## Exercise details
Set each line of the data down exactly, please.

## Data
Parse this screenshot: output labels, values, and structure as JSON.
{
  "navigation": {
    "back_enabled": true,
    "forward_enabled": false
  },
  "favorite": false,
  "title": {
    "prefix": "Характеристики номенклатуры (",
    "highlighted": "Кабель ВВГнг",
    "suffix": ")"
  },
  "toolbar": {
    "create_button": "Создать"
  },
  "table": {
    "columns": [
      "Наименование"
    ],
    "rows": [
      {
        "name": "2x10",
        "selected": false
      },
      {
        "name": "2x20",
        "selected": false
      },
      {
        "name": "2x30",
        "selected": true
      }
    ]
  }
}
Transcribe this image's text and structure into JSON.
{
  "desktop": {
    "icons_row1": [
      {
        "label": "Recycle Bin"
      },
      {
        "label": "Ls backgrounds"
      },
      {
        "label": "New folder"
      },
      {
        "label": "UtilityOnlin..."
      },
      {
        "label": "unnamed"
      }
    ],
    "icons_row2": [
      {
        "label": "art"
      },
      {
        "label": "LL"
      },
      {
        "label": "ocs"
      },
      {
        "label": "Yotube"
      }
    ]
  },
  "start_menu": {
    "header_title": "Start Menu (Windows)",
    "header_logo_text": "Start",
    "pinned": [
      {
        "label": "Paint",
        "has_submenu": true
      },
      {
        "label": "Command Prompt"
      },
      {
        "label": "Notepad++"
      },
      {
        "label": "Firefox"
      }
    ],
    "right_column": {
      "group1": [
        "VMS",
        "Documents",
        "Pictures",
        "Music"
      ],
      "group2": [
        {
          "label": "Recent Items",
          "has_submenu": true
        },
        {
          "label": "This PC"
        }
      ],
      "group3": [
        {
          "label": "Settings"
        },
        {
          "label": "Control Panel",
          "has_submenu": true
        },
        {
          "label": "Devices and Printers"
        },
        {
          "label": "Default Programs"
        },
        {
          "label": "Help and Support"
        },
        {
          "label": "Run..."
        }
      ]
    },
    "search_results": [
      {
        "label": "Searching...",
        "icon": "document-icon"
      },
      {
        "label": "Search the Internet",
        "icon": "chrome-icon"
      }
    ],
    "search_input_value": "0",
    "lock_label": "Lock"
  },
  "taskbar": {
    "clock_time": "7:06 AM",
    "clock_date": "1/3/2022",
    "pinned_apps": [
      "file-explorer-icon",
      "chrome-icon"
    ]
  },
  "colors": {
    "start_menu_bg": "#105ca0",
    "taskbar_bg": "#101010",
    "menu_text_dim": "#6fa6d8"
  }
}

## Response to the exercise
Parse this screenshot: output labels, values, and structure as JSON.
{
  "navigation": {
    "back_enabled": true,
    "forward_enabled": false
  },
  "favorite": false,
  "title": {
    "prefix": "Характеристики номенклатуры (",
    "highlighted": "Кабель ВВГнг",
    "suffix": ")"
  },
  "toolbar": {
    "create_button": "Создать"
  },
  "table": {
    "columns": [
      "Наименование"
    ],
    "rows": [
      {
        "name": "2x10",
        "selected": false
      },
      {
        "name": "2x20",
        "selected": false
      },
      {
        "name": "2x30",
        "selected": true
      }
    ]
  }
}
Transcribe this image's text and structure into JSON.
{
  "desktop": {
    "icons_row1": [
      {
        "label": "Recycle Bin"
      },
      {
        "label": "Ls backgrounds"
      },
      {
        "label": "New folder"
      },
      {
        "label": "UtilityOnlin..."
      },
      {
        "label": "unnamed"
      }
    ],
    "icons_row2": [
      {
        "label": "art"
      },
      {
        "label": "LL"
      },
      {
        "label": "ocs"
      },
      {
        "label": "Yotube"
      }
    ]
  },
  "start_menu": {
    "header_title": "Start Menu (Windows)",
    "header_logo_text": "Start",
    "pinned": [
      {
        "label": "Paint",
        "has_submenu": true
      },
      {
        "label": "Command Prompt"
      },
      {
        "label": "Notepad++"
      },
      {
        "label": "Firefox"
      }
    ],
    "right_column": {
      "group1": [
        "VMS",
        "Documents",
        "Pictures",
        "Music"
      ],
      "group2": [
        {
          "label": "Recent Items",
          "has_submenu": true
        },
        {
          "label": "This PC"
        }
      ],
      "group3": [
        {
          "label": "Settings"
        },
        {
          "label": "Control Panel",
          "has_submenu": true
        },
        {
          "label": "Devices and Printers"
        },
        {
          "label": "Default Programs"
        },
        {
          "label": "Help and Support"
        },
        {
          "label": "Run..."
        }
      ]
    },
    "search_results": [
      {
        "label": "Searching...",
        "icon": "document-icon"
      },
      {
        "label": "Search the Internet",
        "icon": "chrome-icon"
      }
    ],
    "search_input_value": "0",
    "lock_label": "Lock"
  },
  "taskbar": {
    "clock_time": "7:06 AM",
    "clock_date": "1/3/2022",
    "pinned_apps": [
      "file-explorer-icon",
      "chrome-icon"
    ]
  },
  "colors": {
    "start_menu_bg": "#105ca0",
    "taskbar_bg": "#101010",
    "menu_text_dim": "#6fa6d8"
  }
}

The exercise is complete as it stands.